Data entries
**********

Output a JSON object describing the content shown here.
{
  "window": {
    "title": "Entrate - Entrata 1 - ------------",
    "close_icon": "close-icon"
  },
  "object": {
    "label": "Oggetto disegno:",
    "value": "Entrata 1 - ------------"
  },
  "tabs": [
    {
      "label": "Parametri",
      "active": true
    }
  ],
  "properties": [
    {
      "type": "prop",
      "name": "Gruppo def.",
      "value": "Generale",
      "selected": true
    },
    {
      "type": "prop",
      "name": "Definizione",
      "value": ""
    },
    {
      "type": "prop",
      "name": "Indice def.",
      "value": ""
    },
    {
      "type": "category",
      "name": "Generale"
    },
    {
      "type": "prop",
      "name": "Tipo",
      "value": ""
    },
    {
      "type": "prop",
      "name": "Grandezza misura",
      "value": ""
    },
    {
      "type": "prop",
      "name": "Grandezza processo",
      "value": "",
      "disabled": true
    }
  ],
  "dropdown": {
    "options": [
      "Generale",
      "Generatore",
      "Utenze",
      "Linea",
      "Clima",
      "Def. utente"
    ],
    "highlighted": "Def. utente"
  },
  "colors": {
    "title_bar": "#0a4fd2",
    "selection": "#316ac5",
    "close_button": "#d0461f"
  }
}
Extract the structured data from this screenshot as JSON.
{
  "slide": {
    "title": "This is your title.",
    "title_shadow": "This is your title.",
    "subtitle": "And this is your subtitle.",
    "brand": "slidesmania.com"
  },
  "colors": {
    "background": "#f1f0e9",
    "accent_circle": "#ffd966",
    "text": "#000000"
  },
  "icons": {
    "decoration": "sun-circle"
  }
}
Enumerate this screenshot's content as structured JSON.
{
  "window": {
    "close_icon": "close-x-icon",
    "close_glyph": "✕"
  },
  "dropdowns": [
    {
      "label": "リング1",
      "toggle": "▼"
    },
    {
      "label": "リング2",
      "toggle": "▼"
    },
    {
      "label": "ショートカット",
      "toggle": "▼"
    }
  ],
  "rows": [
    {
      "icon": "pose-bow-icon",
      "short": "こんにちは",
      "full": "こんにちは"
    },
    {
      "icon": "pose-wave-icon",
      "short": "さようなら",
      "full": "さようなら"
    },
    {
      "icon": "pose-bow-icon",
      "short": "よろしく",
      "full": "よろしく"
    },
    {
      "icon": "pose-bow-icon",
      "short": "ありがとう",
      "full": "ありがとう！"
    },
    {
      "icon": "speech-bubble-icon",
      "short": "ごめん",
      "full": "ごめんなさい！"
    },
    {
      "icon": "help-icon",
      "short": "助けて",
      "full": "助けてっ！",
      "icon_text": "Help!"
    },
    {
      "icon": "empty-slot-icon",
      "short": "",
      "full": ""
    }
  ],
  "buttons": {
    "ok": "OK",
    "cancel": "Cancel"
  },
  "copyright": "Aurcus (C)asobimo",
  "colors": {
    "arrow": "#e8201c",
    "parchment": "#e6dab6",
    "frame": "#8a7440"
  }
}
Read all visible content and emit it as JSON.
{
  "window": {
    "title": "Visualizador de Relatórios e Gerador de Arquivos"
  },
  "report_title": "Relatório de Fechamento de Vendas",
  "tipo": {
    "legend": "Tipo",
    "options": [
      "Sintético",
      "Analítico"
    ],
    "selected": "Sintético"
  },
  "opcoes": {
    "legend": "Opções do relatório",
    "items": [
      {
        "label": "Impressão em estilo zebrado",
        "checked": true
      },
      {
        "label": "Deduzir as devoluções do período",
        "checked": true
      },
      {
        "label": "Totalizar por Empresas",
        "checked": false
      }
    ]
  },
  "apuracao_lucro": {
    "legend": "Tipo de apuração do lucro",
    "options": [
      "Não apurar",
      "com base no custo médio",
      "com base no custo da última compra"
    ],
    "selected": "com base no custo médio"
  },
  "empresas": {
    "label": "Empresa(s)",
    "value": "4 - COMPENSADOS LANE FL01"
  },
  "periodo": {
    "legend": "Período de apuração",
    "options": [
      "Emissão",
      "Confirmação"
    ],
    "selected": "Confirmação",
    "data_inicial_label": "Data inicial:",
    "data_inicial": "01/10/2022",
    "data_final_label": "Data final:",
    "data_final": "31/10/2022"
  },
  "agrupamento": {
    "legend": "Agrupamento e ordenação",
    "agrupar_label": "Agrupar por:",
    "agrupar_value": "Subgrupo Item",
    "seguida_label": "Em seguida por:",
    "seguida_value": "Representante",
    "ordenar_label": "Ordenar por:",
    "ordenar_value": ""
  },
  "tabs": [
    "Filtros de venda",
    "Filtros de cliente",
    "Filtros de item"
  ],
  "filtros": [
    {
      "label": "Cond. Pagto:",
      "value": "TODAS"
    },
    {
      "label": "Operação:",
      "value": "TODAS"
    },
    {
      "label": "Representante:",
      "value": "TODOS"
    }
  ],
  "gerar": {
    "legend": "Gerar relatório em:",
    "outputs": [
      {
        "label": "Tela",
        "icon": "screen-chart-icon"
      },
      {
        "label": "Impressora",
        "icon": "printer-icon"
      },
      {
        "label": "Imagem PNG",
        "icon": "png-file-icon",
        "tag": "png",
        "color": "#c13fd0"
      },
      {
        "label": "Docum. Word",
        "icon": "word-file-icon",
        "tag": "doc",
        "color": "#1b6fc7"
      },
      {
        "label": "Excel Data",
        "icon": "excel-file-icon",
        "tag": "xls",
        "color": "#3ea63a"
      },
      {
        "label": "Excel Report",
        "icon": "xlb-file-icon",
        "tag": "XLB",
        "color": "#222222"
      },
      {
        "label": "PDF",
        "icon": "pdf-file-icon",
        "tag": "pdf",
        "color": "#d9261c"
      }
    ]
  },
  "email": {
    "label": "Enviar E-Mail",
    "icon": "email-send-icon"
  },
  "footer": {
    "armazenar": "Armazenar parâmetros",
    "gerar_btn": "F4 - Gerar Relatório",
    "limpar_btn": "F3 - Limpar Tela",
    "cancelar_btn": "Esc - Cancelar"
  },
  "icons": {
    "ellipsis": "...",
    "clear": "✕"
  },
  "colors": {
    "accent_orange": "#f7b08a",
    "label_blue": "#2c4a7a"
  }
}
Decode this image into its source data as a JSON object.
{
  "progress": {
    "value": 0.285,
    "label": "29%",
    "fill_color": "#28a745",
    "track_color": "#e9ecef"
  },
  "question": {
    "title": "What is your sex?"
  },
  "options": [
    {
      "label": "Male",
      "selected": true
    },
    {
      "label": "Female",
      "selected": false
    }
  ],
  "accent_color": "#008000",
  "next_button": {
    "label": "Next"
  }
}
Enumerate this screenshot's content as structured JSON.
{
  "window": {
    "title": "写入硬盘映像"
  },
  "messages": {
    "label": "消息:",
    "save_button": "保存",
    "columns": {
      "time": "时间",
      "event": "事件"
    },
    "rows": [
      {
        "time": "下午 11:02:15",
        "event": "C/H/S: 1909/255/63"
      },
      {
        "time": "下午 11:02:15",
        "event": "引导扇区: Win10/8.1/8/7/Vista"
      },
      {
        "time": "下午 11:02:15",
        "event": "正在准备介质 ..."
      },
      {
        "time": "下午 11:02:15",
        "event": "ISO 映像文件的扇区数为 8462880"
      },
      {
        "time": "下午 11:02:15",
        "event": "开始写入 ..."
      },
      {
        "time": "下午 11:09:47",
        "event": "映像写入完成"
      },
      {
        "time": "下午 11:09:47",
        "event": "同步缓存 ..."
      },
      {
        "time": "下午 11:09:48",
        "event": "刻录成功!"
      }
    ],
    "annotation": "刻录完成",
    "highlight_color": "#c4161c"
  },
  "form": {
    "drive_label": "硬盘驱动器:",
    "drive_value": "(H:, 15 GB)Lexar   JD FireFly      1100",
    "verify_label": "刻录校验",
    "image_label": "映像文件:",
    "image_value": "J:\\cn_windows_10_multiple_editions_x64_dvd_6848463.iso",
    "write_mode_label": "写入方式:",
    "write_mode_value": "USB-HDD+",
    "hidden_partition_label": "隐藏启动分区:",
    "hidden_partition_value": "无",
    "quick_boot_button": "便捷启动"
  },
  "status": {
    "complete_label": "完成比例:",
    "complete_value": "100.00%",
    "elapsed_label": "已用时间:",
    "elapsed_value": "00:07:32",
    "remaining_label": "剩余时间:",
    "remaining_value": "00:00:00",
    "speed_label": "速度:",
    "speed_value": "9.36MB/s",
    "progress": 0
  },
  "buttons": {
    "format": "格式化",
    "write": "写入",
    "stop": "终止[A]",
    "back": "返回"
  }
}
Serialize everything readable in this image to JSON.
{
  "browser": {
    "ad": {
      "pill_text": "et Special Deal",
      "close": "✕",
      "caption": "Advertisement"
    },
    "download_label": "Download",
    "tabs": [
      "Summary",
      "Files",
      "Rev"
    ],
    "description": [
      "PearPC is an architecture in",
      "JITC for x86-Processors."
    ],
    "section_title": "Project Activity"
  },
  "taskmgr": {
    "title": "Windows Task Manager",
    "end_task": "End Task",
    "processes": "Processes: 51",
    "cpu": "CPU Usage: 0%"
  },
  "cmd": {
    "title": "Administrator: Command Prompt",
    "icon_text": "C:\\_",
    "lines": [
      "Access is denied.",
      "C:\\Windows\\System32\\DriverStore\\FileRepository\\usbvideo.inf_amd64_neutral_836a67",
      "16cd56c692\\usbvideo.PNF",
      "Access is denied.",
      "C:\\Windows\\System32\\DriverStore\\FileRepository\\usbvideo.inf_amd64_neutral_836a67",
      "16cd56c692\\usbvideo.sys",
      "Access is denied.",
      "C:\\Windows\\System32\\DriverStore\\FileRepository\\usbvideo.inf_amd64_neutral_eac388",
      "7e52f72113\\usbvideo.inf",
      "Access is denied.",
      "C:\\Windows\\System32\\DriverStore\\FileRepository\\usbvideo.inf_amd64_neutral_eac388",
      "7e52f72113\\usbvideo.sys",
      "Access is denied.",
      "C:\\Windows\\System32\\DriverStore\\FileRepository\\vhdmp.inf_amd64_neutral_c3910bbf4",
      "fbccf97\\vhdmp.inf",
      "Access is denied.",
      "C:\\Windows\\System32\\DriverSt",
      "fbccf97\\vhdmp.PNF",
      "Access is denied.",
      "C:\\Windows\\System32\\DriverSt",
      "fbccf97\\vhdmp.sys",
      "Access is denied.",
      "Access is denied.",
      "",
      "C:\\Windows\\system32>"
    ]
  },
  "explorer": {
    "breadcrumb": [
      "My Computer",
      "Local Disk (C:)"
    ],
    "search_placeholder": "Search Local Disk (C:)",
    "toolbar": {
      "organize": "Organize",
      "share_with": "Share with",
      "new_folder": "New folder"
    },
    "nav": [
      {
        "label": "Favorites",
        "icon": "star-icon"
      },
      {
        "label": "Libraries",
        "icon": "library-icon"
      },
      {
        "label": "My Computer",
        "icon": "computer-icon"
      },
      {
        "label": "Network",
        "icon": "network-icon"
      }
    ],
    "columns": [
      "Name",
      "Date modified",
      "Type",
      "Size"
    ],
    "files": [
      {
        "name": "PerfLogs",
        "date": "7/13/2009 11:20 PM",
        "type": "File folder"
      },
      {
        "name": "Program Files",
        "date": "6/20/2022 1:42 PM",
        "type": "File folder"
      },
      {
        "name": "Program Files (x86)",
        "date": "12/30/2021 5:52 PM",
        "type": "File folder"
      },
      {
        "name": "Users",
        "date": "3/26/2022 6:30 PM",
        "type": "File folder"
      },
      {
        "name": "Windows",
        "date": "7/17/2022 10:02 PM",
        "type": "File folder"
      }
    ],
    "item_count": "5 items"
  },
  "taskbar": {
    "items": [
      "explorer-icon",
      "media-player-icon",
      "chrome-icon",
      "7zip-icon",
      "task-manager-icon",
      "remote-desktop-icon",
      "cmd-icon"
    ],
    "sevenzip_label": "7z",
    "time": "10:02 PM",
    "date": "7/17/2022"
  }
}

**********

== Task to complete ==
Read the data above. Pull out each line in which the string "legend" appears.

== Reply ==
    "legend": "Tipo",
    "legend": "Opções do relatório",
    "legend": "Tipo de apuração do lucro",
    "legend": "Período de apuração",
    "legend": "Agrupamento e ordenação",
    "legend": "Gerar relatório em:",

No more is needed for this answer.